Two scary things stand out about America’s failure to shore up its grid over the last 15 years. The first is that the grid’s frailties are getting worse as our weather is getting weirder. The second is that the U.S.’s inability to sort out the right mix of public and private investment and get on with the process of building the grid we need reflects that we no longer quite believe in the common good. It’s not just a power failure, it’s also an optimism failure.
Hurricane Sandy has put lots of assumptions about the grid to the test, ranging from the wisdom of having so many power lines above ground to the need for nuclear generators to go dark during big blows.
Of course Sandy is (we hope) an outlier, and even a robust grid would be hard-pressed to stay whole during a “once-in-a-long-time” storm. But in the next few days, as parts of major American cities remain in the dark, it’s worth pondering how not just to patch up the grid and wait for the next disaster, but make it more reliable.
As electrical engineer Massoud Amin wrote in IEEE Spectrum, in noting that “utilities have harvested more than they have planted” in caring for the grid, outages have steadily increased since 1995—and that’s independent of things like fires or major storms). And the cost, he notes, while massive, might not be the burden you might think:

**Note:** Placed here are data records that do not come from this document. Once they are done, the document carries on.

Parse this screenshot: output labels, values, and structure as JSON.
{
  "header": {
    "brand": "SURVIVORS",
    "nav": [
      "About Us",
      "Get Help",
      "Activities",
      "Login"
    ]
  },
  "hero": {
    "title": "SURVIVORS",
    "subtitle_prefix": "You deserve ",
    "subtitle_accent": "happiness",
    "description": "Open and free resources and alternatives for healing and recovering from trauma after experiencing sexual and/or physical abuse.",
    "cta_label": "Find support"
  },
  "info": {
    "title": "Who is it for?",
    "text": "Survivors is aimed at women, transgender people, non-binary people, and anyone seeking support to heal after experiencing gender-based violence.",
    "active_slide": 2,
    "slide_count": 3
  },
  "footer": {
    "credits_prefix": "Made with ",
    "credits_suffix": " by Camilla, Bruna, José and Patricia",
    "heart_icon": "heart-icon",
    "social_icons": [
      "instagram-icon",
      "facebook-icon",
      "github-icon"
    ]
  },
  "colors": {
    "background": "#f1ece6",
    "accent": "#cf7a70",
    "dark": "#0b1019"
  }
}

Investing in the grid would pay for itself, to a great extent. You’d save stupendous outage costs—about $49 billion per year (and get 12 to 18 percent annual reductions in emissions). Improvement in efficiency would cut energy usage, saving an additional $20.4 billion annually.